[ASSIGNMENT]
Print, exactly as written, the line containing "Extract the structured" and every line after it, ending with the final line of the data below.

[DATA]
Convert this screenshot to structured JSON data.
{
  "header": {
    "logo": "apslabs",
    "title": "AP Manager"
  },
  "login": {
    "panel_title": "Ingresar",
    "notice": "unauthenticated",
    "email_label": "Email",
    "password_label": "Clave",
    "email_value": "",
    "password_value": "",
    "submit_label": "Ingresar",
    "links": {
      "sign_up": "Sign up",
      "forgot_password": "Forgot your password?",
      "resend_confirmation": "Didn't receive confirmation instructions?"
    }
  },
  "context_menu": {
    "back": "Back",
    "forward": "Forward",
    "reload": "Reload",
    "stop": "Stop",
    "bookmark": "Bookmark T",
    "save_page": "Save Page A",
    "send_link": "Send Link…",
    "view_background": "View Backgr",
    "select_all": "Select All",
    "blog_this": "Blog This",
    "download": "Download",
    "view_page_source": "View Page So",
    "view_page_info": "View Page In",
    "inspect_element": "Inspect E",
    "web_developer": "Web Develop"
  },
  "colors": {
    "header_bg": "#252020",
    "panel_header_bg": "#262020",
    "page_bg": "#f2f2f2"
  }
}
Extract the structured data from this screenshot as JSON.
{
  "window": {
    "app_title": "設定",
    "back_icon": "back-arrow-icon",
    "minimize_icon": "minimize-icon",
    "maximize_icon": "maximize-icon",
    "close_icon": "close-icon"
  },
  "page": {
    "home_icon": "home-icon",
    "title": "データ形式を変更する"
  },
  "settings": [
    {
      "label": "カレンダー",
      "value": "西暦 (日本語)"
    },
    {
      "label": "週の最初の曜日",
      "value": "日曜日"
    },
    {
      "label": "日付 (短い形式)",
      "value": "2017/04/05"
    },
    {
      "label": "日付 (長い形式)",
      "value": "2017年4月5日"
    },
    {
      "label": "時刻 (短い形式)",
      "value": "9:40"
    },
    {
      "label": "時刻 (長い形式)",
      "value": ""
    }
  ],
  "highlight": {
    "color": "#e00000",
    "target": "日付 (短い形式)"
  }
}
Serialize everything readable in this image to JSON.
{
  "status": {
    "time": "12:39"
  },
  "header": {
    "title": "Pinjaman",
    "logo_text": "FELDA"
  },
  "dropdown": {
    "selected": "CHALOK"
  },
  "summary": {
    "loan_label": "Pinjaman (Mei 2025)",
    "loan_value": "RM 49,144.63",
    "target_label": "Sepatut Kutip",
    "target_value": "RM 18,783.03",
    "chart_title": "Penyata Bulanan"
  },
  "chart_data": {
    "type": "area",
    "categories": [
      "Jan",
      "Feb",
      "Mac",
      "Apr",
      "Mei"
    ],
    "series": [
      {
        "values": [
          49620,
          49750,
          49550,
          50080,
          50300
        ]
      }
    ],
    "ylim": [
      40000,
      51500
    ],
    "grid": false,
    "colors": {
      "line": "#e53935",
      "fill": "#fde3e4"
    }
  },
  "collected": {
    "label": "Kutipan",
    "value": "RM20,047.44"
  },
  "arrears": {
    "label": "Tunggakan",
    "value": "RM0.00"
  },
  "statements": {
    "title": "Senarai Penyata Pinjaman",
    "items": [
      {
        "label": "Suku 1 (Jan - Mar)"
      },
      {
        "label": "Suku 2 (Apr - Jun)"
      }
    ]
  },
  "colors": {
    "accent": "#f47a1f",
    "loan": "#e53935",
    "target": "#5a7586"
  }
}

[SOLUTION BELOW]
Extract the structured data from this screenshot as JSON.
{
  "window": {
    "app_title": "設定",
    "back_icon": "back-arrow-icon",
    "minimize_icon": "minimize-icon",
    "maximize_icon": "maximize-icon",
    "close_icon": "close-icon"
  },
  "page": {
    "home_icon": "home-icon",
    "title": "データ形式を変更する"
  },
  "settings": [
    {
      "label": "カレンダー",
      "value": "西暦 (日本語)"
    },
    {
      "label": "週の最初の曜日",
      "value": "日曜日"
    },
    {
      "label": "日付 (短い形式)",
      "value": "2017/04/05"
    },
    {
      "label": "日付 (長い形式)",
      "value": "2017年4月5日"
    },
    {
      "label": "時刻 (短い形式)",
      "value": "9:40"
    },
    {
      "label": "時刻 (長い形式)",
      "value": ""
    }
  ],
  "highlight": {
    "color": "#e00000",
    "target": "日付 (短い形式)"
  }
}
Serialize everything readable in this image to JSON.
{
  "status": {
    "time": "12:39"
  },
  "header": {
    "title": "Pinjaman",
    "logo_text": "FELDA"
  },
  "dropdown": {
    "selected": "CHALOK"
  },
  "summary": {
    "loan_label": "Pinjaman (Mei 2025)",
    "loan_value": "RM 49,144.63",
    "target_label": "Sepatut Kutip",
    "target_value": "RM 18,783.03",
    "chart_title": "Penyata Bulanan"
  },
  "chart_data": {
    "type": "area",
    "categories": [
      "Jan",
      "Feb",
      "Mac",
      "Apr",
      "Mei"
    ],
    "series": [
      {
        "values": [
          49620,
          49750,
          49550,
          50080,
          50300
        ]
      }
    ],
    "ylim": [
      40000,
      51500
    ],
    "grid": false,
    "colors": {
      "line": "#e53935",
      "fill": "#fde3e4"
    }
  },
  "collected": {
    "label": "Kutipan",
    "value": "RM20,047.44"
  },
  "arrears": {
    "label": "Tunggakan",
    "value": "RM0.00"
  },
  "statements": {
    "title": "Senarai Penyata Pinjaman",
    "items": [
      {
        "label": "Suku 1 (Jan - Mar)"
      },
      {
        "label": "Suku 2 (Apr - Jun)"
      }
    ]
  },
  "colors": {
    "accent": "#f47a1f",
    "loan": "#e53935",
    "target": "#5a7586"
  }
}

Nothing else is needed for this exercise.